Every single entry that follows must be copied exactly.

· · ·

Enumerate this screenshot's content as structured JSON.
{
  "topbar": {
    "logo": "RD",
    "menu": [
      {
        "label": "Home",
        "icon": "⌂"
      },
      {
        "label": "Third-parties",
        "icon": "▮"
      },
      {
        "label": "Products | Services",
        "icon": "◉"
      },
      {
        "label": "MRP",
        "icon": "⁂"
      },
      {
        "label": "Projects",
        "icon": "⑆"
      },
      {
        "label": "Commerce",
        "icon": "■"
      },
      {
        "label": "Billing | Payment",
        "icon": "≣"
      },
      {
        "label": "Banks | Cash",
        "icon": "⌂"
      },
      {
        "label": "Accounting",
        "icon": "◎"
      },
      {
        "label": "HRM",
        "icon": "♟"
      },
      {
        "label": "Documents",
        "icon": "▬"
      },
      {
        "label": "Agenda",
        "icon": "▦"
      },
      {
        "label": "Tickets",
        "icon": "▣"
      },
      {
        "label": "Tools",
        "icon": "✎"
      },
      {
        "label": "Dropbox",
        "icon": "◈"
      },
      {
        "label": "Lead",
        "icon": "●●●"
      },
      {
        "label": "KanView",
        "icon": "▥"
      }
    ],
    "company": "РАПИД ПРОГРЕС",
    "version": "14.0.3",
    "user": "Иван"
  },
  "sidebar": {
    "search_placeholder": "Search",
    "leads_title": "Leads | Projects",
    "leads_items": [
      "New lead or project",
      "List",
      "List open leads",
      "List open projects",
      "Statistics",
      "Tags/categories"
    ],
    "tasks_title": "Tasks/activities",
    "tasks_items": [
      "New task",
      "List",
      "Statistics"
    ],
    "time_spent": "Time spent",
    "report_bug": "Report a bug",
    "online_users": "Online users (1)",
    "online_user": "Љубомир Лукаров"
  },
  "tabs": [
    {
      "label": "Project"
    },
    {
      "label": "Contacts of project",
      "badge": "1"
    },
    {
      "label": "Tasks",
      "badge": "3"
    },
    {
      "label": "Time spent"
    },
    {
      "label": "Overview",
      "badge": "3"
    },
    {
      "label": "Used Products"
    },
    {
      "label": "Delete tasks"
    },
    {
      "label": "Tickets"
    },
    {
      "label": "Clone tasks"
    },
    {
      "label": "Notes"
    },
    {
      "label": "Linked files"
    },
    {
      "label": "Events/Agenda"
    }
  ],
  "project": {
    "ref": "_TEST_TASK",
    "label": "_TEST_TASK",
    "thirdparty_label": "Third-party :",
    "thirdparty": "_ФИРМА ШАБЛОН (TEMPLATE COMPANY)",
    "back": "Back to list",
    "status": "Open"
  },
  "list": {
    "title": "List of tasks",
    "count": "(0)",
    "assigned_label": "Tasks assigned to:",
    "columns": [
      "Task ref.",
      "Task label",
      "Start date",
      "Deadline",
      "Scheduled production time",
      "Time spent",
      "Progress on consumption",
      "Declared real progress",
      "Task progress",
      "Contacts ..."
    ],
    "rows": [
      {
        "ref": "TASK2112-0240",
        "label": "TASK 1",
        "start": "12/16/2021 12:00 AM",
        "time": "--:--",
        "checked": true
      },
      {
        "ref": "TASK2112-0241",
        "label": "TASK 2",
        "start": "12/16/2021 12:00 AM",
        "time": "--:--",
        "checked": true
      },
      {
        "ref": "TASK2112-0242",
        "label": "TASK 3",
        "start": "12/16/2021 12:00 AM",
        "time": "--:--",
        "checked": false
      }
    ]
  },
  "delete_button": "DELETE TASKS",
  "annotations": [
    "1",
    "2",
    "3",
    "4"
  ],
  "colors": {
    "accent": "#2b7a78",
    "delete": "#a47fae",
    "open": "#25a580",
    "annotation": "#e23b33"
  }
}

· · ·

# Answer to the problem:
Enumerate this screenshot's content as structured JSON.
{
  "topbar": {
    "logo": "RD",
    "menu": [
      {
        "label": "Home",
        "icon": "⌂"
      },
      {
        "label": "Third-parties",
        "icon": "▮"
      },
      {
        "label": "Products | Services",
        "icon": "◉"
      },
      {
        "label": "MRP",
        "icon": "⁂"
      },
      {
        "label": "Projects",
        "icon": "⑆"
      },
      {
        "label": "Commerce",
        "icon": "■"
      },
      {
        "label": "Billing | Payment",
        "icon": "≣"
      },
      {
        "label": "Banks | Cash",
        "icon": "⌂"
      },
      {
        "label": "Accounting",
        "icon": "◎"
      },
      {
        "label": "HRM",
        "icon": "♟"
      },
      {
        "label": "Documents",
        "icon": "▬"
      },
      {
        "label": "Agenda",
        "icon": "▦"
      },
      {
        "label": "Tickets",
        "icon": "▣"
      },
      {
        "label": "Tools",
        "icon": "✎"
      },
      {
        "label": "Dropbox",
        "icon": "◈"
      },
      {
        "label": "Lead",
        "icon": "●●●"
      },
      {
        "label": "KanView",
        "icon": "▥"
      }
    ],
    "company": "РАПИД ПРОГРЕС",
    "version": "14.0.3",
    "user": "Иван"
  },
  "sidebar": {
    "search_placeholder": "Search",
    "leads_title": "Leads | Projects",
    "leads_items": [
      "New lead or project",
      "List",
      "List open leads",
      "List open projects",
      "Statistics",
      "Tags/categories"
    ],
    "tasks_title": "Tasks/activities",
    "tasks_items": [
      "New task",
      "List",
      "Statistics"
    ],
    "time_spent": "Time spent",
    "report_bug": "Report a bug",
    "online_users": "Online users (1)",
    "online_user": "Љубомир Лукаров"
  },
  "tabs": [
    {
      "label": "Project"
    },
    {
      "label": "Contacts of project",
      "badge": "1"
    },
    {
      "label": "Tasks",
      "badge": "3"
    },
    {
      "label": "Time spent"
    },
    {
      "label": "Overview",
      "badge": "3"
    },
    {
      "label": "Used Products"
    },
    {
      "label": "Delete tasks"
    },
    {
      "label": "Tickets"
    },
    {
      "label": "Clone tasks"
    },
    {
      "label": "Notes"
    },
    {
      "label": "Linked files"
    },
    {
      "label": "Events/Agenda"
    }
  ],
  "project": {
    "ref": "_TEST_TASK",
    "label": "_TEST_TASK",
    "thirdparty_label": "Third-party :",
    "thirdparty": "_ФИРМА ШАБЛОН (TEMPLATE COMPANY)",
    "back": "Back to list",
    "status": "Open"
  },
  "list": {
    "title": "List of tasks",
    "count": "(0)",
    "assigned_label": "Tasks assigned to:",
    "columns": [
      "Task ref.",
      "Task label",
      "Start date",
      "Deadline",
      "Scheduled production time",
      "Time spent",
      "Progress on consumption",
      "Declared real progress",
      "Task progress",
      "Contacts ..."
    ],
    "rows": [
      {
        "ref": "TASK2112-0240",
        "label": "TASK 1",
        "start": "12/16/2021 12:00 AM",
        "time": "--:--",
        "checked": true
      },
      {
        "ref": "TASK2112-0241",
        "label": "TASK 2",
        "start": "12/16/2021 12:00 AM",
        "time": "--:--",
        "checked": true
      },
      {
        "ref": "TASK2112-0242",
        "label": "TASK 3",
        "start": "12/16/2021 12:00 AM",
        "time": "--:--",
        "checked": false
      }
    ]
  },
  "delete_button": "DELETE TASKS",
  "annotations": [
    "1",
    "2",
    "3",
    "4"
  ],
  "colors": {
    "accent": "#2b7a78",
    "delete": "#a47fae",
    "open": "#25a580",
    "annotation": "#e23b33"
  }
}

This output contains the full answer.